There are natural places where ships traveling on a river or the sea could safely tie up and people and supplies could get off. When people arrived they needed flat areas to set up their tents, leave their belongings and start their search for gold. And what happens next?
Compare how different newspapers record the creation of their town.
How do they describe how the town was started? How was it organized? What were some of the first steps? What words tell the point of view of the writers?
The discovery of gold at Cape Nome in late 1898 started a great rush to the area. By the summer of 1899 gold-seekers realized that the gold was mixed into the sand along the Bering Sea. The growing number of miners, combined with a lack of legal authority and "an air of lawlessness" made it very important to officially create a town. The Nome Charter marks what might officially be called the beginning of Nome.

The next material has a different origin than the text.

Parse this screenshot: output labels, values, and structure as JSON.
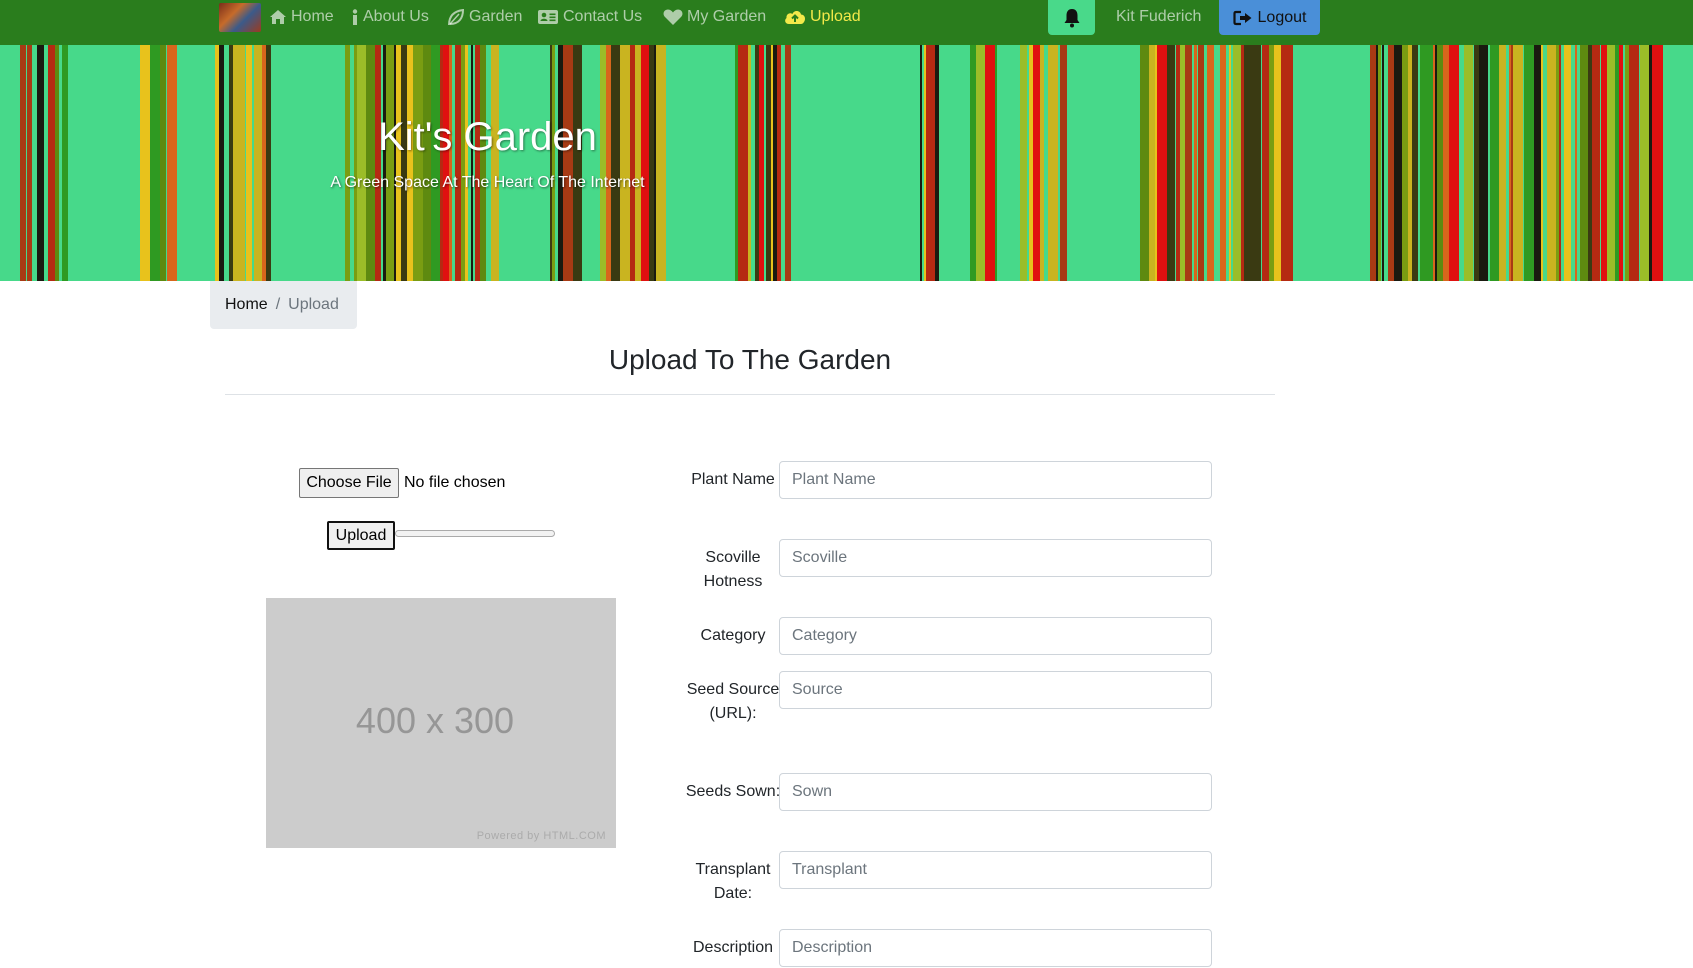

Read the fourteen page legal document that outlines the boundaries, government and organization for the new town.
What does the handwritten statement on theback page mean? Who wrote the document? According to the charter, how was the original committee selected? Who had the power and authority to enforce laws?
Challenge: The history of Nome remained colorful and lawless for a number of years despite efforts to create a system of government. Try to find out more about the history of Nome. What events lead to the Charter being written in July of 1899? What famous people helped Nome become a livable town?
It was very common for a town to spring up quickly when gold was discovered in the area. The town was able to provide a place to get supplies, share news, and be entertained. If the first discoveries were not rich enough to establish working mines, the gold-seekers moved on. The boom town was no longer needed and disappeared. But some towns survived after the gold was mined. Why?
Look at a photograph was taken about one year after the Nome City Charter was drafted.
Describe what you see? What do you expect Nome to have, but do not see in the picture?
Read the letter from E.B. McCowan to Governor Brady. Mr. McCowan provides clues to the importance of the Nome area.
What are some of the reasons he gives for thinking Nome will become a major town? Was he right? Why do you think McCowan wrote to the Governor?
Nome's Charter was created as a desperate attempt to control a lawless situation. Let's look at the creation of another town by reading official documents and newspaper articles.
Locate the town of Teller on a map.
What do you notice about its location? Do you think it is a good location for a town? Is Teller an important town today?
Read the newspaper article about the founder of Teller, T. G. Wilson.
What reasons does the he give for the establishment of the town?
Read the Bylaws of the Teller Association.
What is the purpose of the Teller Association? How are the Bylaws of Teller different from the Charter for Nome.
Read the newspaper article: "The Eskimos First Christmas Tree". T. G. Wilson in Snoqualmie, WA writes the article years after the event.How reliable do you think this article is? How did they get a Christmas Tree in Teller? Look at the Christmas Tree Program, December 25, 1901. Compare the newspaper article with the program. Together they tell an interesting story about one event in the lives of the people of Teller.
Was the Christmas Tree program a success? What makes you think so? Notice the advertisements on the program. What do you learn about life in an Alaskan town from this article and program?